Starting with the line that contains "Enumerate this screenshot's", copy out each line through the end of the entries below, exactly as written, and nothing else.

BEGIN RECORDS SUPPLIED

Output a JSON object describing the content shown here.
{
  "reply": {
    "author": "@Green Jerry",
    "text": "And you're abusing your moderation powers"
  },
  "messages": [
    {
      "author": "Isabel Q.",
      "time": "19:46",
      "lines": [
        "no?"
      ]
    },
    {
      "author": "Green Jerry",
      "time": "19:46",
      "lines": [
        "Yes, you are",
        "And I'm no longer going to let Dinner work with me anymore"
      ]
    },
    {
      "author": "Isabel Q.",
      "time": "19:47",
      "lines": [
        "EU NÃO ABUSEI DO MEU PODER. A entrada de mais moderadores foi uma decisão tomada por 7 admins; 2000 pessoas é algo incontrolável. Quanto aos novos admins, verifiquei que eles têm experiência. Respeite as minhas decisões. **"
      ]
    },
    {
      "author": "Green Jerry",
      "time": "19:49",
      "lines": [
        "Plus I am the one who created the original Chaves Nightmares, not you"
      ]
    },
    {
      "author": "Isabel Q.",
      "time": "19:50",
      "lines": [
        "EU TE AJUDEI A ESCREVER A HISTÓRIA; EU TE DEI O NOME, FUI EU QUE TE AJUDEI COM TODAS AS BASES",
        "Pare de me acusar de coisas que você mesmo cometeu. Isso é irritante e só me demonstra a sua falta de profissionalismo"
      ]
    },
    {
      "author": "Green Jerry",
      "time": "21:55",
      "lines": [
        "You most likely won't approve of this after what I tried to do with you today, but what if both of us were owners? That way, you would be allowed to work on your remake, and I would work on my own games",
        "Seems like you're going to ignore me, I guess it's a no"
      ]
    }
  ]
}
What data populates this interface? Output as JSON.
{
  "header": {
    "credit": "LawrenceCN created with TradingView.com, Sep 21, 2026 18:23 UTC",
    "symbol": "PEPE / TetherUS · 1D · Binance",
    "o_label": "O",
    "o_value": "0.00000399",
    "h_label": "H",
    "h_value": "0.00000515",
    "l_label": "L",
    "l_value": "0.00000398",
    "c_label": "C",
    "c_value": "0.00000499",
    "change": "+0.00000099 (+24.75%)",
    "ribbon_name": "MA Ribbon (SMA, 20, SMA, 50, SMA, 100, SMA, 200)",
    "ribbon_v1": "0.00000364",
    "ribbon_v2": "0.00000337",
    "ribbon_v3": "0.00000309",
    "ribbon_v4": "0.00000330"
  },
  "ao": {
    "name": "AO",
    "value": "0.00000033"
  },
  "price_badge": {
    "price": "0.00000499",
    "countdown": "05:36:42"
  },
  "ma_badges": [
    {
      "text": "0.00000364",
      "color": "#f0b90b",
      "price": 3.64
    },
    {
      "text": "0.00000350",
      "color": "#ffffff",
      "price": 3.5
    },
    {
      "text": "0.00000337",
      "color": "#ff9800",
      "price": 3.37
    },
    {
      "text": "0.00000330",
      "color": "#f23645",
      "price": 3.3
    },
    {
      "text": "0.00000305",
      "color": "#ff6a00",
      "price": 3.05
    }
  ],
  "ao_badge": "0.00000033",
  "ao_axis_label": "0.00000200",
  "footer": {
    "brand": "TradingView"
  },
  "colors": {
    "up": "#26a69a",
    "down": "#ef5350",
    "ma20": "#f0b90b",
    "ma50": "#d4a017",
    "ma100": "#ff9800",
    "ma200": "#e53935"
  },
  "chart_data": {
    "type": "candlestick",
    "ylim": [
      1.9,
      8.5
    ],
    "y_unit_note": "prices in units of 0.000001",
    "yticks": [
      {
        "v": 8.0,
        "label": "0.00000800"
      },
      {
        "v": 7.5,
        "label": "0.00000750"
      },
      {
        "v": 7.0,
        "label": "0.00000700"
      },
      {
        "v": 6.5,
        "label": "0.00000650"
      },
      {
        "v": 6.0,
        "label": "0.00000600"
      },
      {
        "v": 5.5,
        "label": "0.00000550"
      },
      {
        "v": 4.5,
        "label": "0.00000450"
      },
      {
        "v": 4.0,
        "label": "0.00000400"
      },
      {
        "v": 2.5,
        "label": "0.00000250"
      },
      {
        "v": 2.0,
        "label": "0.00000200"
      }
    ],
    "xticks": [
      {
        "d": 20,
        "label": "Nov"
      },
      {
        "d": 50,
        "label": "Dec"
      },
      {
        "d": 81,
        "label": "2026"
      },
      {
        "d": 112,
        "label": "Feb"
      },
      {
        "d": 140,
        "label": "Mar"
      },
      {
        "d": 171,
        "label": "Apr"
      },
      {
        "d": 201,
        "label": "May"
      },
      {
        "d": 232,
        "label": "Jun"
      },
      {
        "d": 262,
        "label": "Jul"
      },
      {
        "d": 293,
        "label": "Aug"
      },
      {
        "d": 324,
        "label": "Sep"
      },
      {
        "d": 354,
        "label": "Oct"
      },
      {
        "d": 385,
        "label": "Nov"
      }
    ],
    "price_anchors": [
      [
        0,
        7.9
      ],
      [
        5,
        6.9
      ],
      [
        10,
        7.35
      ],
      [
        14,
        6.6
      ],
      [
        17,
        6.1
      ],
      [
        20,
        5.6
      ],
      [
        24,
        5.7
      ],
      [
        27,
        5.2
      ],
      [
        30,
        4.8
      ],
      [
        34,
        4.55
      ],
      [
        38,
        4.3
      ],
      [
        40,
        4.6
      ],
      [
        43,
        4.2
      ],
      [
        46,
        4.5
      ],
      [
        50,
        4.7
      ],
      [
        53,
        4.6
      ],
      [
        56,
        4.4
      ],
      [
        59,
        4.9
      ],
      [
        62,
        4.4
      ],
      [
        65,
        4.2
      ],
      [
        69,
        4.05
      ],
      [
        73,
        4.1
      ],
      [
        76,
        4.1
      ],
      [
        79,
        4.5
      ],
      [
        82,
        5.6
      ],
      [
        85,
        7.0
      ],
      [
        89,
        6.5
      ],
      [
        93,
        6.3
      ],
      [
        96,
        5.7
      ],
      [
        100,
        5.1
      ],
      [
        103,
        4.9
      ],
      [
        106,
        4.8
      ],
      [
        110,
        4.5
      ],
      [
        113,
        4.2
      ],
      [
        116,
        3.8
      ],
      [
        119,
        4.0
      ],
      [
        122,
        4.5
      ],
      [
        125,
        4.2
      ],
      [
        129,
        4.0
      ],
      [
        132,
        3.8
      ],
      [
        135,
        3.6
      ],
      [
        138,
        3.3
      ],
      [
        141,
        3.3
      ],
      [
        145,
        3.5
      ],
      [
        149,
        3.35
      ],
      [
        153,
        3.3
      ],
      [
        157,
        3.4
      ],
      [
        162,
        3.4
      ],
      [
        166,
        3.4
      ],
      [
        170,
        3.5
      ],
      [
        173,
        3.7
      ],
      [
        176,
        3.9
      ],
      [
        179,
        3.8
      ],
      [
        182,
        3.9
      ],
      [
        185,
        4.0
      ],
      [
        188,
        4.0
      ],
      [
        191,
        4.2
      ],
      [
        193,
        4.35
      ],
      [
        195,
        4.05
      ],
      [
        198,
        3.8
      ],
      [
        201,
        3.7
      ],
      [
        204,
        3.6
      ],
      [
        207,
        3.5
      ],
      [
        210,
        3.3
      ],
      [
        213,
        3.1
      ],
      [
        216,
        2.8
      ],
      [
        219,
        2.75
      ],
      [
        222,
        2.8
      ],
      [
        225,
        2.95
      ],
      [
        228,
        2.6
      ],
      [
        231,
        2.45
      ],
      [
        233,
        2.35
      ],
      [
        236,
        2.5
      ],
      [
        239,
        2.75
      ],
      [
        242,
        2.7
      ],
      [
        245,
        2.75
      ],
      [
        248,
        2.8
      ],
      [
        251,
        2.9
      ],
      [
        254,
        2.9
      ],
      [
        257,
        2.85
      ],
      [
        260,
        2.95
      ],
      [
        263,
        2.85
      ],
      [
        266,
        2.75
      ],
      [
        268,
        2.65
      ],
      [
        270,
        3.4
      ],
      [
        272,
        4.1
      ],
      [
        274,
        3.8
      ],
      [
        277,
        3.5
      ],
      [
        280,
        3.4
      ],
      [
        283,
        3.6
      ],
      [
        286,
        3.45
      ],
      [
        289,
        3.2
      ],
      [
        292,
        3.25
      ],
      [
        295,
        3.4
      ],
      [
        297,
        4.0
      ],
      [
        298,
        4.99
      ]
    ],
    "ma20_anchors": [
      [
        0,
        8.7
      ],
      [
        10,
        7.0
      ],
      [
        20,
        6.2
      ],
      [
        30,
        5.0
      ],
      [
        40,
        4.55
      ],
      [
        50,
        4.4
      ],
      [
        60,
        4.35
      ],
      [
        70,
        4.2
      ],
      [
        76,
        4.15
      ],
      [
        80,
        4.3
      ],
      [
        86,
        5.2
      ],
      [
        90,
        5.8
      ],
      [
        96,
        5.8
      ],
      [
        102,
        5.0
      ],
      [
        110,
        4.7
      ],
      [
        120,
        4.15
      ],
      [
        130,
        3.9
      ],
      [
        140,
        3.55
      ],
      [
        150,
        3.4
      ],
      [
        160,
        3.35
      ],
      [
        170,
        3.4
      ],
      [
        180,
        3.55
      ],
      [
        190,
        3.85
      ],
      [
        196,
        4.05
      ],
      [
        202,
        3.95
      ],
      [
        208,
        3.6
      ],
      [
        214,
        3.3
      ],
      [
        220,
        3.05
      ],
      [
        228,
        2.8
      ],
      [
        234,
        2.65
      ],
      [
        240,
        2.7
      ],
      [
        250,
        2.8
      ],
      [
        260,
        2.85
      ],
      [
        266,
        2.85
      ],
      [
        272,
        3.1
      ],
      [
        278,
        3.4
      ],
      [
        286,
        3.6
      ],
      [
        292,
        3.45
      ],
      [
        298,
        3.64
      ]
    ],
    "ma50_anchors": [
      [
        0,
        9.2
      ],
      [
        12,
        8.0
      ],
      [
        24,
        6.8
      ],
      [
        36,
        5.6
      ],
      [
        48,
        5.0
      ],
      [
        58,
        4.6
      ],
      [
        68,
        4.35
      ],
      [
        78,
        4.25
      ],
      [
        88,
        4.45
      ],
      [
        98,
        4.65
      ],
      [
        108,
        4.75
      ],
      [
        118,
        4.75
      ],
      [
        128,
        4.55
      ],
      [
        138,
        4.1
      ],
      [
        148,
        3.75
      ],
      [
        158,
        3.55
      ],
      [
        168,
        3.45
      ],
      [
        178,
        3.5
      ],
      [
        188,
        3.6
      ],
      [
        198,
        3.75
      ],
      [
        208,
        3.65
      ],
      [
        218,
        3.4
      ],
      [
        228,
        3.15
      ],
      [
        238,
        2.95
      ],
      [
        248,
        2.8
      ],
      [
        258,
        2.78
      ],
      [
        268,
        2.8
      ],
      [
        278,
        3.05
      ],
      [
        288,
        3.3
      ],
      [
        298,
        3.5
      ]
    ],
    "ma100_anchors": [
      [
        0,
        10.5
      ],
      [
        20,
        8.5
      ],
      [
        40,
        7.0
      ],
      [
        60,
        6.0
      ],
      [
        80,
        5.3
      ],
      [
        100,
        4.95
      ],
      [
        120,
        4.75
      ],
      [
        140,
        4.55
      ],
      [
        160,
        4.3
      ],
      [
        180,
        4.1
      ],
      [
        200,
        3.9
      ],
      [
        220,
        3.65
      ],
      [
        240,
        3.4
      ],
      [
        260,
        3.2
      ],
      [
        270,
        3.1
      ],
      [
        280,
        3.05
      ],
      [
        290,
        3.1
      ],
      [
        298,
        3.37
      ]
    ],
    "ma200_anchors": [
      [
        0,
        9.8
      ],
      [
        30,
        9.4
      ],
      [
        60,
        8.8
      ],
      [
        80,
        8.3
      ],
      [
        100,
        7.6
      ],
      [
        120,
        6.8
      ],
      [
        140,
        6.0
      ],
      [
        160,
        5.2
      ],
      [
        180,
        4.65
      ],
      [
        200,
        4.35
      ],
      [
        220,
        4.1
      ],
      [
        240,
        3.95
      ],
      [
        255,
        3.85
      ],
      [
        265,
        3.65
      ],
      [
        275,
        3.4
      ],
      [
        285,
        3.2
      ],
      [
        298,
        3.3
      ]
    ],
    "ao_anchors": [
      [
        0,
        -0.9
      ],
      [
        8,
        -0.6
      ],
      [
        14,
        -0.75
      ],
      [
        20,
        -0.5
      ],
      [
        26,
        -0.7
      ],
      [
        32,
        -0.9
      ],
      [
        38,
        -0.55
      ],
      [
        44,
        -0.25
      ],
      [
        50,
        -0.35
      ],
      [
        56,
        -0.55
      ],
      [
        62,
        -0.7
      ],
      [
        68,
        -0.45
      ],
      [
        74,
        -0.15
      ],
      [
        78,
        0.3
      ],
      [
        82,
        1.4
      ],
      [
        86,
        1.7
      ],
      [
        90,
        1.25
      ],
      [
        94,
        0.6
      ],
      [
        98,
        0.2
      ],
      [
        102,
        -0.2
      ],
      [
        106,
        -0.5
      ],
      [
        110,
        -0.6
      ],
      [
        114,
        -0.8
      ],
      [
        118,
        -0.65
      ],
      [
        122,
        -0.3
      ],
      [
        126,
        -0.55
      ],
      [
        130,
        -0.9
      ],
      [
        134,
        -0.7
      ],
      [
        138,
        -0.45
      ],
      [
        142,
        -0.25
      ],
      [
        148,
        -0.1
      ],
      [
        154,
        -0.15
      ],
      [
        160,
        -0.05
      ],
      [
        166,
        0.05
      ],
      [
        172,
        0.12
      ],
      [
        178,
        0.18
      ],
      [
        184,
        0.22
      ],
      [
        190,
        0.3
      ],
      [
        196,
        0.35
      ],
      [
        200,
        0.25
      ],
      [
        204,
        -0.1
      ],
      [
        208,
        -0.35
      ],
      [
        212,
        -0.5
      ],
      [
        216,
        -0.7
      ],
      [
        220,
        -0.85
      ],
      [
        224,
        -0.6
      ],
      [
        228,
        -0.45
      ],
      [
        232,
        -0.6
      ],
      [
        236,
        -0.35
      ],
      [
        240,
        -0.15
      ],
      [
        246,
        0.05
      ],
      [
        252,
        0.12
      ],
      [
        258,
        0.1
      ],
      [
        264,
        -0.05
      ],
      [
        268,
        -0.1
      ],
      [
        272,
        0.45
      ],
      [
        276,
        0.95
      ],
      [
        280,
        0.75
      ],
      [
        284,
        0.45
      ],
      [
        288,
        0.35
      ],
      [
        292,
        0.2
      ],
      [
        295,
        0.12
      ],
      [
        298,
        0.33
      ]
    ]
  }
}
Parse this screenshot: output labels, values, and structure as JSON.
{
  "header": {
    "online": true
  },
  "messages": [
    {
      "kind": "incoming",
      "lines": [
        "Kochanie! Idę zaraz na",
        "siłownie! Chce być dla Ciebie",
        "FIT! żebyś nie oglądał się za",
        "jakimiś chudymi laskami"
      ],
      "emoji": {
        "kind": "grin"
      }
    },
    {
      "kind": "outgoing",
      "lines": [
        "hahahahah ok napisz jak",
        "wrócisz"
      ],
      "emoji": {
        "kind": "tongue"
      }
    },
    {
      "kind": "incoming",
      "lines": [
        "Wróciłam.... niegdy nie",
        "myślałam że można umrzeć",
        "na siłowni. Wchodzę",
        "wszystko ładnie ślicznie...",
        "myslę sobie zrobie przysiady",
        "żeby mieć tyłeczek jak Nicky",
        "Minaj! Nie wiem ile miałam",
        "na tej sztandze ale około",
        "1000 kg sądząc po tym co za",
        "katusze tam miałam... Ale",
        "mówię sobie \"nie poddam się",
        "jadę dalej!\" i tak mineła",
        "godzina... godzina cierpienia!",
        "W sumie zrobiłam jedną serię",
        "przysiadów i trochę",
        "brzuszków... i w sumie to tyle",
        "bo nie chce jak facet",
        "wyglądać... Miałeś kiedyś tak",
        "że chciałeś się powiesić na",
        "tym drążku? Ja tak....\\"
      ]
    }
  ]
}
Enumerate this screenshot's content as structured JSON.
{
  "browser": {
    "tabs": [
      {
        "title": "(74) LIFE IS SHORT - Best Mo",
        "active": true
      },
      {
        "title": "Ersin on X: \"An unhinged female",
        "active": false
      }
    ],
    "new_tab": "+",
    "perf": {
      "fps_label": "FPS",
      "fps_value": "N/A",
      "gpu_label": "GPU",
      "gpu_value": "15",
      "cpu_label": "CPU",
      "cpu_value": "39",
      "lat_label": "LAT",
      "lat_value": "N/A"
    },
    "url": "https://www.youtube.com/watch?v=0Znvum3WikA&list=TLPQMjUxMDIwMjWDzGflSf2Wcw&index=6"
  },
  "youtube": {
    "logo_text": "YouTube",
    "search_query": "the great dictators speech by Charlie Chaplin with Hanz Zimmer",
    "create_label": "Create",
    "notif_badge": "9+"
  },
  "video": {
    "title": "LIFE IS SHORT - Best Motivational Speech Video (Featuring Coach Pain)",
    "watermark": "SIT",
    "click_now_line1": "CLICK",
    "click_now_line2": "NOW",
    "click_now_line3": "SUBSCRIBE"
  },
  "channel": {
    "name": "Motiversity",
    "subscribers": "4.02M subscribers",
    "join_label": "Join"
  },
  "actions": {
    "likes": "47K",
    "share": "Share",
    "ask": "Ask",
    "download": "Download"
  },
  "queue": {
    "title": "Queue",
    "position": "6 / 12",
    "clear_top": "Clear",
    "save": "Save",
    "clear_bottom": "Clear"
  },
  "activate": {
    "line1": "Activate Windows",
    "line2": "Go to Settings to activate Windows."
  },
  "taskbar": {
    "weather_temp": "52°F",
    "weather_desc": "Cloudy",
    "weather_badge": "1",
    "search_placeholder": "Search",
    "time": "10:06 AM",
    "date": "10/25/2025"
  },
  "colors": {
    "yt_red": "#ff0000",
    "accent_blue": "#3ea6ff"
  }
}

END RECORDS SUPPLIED

» **RESPONSE TO THIS EXERCISE**
Enumerate this screenshot's content as structured JSON.
{
  "browser": {
    "tabs": [
      {
        "title": "(74) LIFE IS SHORT - Best Mo",
        "active": true
      },
      {
        "title": "Ersin on X: \"An unhinged female",
        "active": false
      }
    ],
    "new_tab": "+",
    "perf": {
      "fps_label": "FPS",
      "fps_value": "N/A",
      "gpu_label": "GPU",
      "gpu_value": "15",
      "cpu_label": "CPU",
      "cpu_value": "39",
      "lat_label": "LAT",
      "lat_value": "N/A"
    },
    "url": "https://www.youtube.com/watch?v=0Znvum3WikA&list=TLPQMjUxMDIwMjWDzGflSf2Wcw&index=6"
  },
  "youtube": {
    "logo_text": "YouTube",
    "search_query": "the great dictators speech by Charlie Chaplin with Hanz Zimmer",
    "create_label": "Create",
    "notif_badge": "9+"
  },
  "video": {
    "title": "LIFE IS SHORT - Best Motivational Speech Video (Featuring Coach Pain)",
    "watermark": "SIT",
    "click_now_line1": "CLICK",
    "click_now_line2": "NOW",
    "click_now_line3": "SUBSCRIBE"
  },
  "channel": {
    "name": "Motiversity",
    "subscribers": "4.02M subscribers",
    "join_label": "Join"
  },
  "actions": {
    "likes": "47K",
    "share": "Share",
    "ask": "Ask",
    "download": "Download"
  },
  "queue": {
    "title": "Queue",
    "position": "6 / 12",
    "clear_top": "Clear",
    "save": "Save",
    "clear_bottom": "Clear"
  },
  "activate": {
    "line1": "Activate Windows",
    "line2": "Go to Settings to activate Windows."
  },
  "taskbar": {
    "weather_temp": "52°F",
    "weather_desc": "Cloudy",
    "weather_badge": "1",
    "search_placeholder": "Search",
    "time": "10:06 AM",
    "date": "10/25/2025"
  },
  "colors": {
    "yt_red": "#ff0000",
    "accent_blue": "#3ea6ff"
  }
}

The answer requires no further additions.